The Port de Herm harbour is located just opposite to the harbour of St Peter Port. The distance from Guernsey to Herm is a staggering three nautical miles and this makes it a popular trip destination all year round. The high season is during the summer with up to 100 thousand tourists in total visiting Herm on a day trips. A day tripping is convenient as there is a good ferry connection between Herm and Guernsey.
The western wind was blowing when we arrived to Herm. Despite of this we first wanted to try if the harbour of Herm on the western coast would be sheltered by Guernsey. On our arrival the buoys at the bay were bobbling happily in waves and we decided to continue around the island to the eastern coast and the Shell Beach Bay in a search of calmer waters.
There are several anchorages on the east side of Herm. All of them are unsheltered and anchoring is possible only in very settled weather. Our plan was to have a walk around Herm and then for the night to continue to neighbour island Sark.
The tide was 8 metres and we carefully calculated the amount of the cable we need for keeping her floating until we’re back onboard from the island tour. As soon as the anchor was well set we put Pikku Suwena into water and went ashore. Looking from the dinghy it looked like and felt that the swell on the bay was not too bad and there is no surf on the beach. The truth was different. When the bow of the dinghy hit the beach we were immediately struck by a surf wave from behind, turning the dinghy sideways. And then there were two rather wet sailors pulling the dinghy above the high water line so it would still be there waiting for our return.
Herm is a tiny island with only 60 permanent residents living there. The island is 2.4 kilometres long and 0.8 kilometres wide with several footpaths around and across it. At first we walked to the northern coast, circling the island counter clockwise.

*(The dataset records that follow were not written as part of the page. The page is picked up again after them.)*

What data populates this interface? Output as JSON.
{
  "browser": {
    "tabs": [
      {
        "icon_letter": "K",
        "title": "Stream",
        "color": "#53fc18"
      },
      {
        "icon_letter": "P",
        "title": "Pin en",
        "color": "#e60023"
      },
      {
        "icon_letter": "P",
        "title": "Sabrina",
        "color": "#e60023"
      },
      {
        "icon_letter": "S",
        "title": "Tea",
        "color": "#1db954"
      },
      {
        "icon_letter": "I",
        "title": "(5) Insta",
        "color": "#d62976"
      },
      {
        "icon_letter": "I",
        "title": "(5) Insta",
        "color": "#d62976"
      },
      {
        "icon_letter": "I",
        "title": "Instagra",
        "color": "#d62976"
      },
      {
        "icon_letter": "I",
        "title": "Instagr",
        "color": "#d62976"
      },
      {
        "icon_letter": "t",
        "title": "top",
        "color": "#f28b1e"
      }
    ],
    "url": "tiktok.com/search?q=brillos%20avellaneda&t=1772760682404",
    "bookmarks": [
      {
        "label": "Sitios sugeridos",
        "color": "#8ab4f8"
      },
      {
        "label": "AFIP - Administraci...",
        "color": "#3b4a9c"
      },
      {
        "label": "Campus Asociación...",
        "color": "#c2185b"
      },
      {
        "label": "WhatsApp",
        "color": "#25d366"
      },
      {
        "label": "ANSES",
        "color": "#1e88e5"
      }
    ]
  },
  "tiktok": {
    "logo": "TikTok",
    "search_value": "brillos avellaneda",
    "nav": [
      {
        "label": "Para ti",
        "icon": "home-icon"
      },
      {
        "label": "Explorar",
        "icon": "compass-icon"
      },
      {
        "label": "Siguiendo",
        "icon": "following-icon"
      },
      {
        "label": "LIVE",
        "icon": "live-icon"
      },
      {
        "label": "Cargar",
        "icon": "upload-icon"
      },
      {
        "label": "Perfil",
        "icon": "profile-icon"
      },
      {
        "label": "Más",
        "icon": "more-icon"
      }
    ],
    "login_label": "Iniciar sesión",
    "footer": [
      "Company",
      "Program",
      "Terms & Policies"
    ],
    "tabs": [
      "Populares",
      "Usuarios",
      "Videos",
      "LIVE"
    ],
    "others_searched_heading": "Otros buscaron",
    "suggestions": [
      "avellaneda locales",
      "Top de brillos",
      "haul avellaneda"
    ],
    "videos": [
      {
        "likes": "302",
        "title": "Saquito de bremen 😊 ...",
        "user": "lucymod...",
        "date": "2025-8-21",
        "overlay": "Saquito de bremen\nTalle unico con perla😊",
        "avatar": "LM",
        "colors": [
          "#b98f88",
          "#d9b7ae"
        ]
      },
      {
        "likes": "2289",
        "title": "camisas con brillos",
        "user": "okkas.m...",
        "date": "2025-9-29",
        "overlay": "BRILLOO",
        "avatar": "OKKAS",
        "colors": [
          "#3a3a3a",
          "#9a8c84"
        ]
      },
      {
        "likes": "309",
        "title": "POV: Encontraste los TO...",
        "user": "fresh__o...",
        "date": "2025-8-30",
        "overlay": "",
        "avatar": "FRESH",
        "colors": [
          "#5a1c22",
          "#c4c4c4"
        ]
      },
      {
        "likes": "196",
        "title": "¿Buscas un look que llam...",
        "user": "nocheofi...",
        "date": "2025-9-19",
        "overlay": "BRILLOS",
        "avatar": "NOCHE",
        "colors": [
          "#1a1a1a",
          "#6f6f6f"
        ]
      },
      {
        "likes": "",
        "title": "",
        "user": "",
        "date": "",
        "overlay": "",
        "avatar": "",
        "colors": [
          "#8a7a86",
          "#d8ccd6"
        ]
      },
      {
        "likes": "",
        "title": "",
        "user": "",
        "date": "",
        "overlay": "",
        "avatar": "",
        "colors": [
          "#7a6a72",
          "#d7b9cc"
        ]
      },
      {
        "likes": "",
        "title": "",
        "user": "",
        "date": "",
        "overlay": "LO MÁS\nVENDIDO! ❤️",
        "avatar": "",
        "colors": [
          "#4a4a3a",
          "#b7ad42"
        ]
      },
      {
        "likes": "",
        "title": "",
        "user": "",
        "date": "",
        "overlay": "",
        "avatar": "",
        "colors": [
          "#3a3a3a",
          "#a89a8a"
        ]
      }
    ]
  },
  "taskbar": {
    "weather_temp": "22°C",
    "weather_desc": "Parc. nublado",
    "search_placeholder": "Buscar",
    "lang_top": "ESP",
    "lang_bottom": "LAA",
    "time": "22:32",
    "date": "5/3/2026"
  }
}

The terrain of the northern side of Herm consists of low hills and sandy beaches. The path was easy to walk and soon we were on the western side where the few houses of Herm like a school, a chapel, a hotel and few restaurants are located as well. There is also a campsite for tents that was swarming with happy campers.
We enjoyed a quick lunch at the Mermaid restaurant and continued our island tour. After passing the Herm harbour started the more challenging part as the island’s southern coast has taller hills and rocky cliffs.
The granite cliffs of the southern coast rise up to the height of 40 metres and the hills are spread over the whole width of the island. The footpath ascended up the cliffs for passing the capes and descended back to the next bay just continuing on to the cliffs of the next cape; up and down with a hill at a time. At times the path was very narrow and following the edge of the cliff with a steep slope and then in turn it dived across a lush forest into the next cape. We really had to be careful on the rocky footpath as there were some loose stones and steep drop next to us.
After closing the island tour next to Pikku Suwena on the Shell Beach our legs were feeling like spaghetti. But there was still one more chore left. The tide had pulled back and now there were 100 metres of soft sand between Pikku Suwena and the sea.
And then we were navigating around shoals and rocks that are revealed during the low water. Suwena however was waiting for us, floating peacefully. We lifted Pikku Suwena to the davits and after weighing the anchor set course towards the island of Sark that could be seen in southeast.
The day trip to Herm was cool. Herm is very well kept. Despite of so many visitors there was no littering and the rubbish cans are readily available along all the paths. This may sound self-evident but by visiting in many islands it is definitely not the norm.
The peace and tranquillity of Herm is further enhanced by the ban of cars and bicycles. Only quad bikes and tractors that are necessary for transporting the visitor’s luggage is allowed.
We left Herm with beaming smiles and totally happy!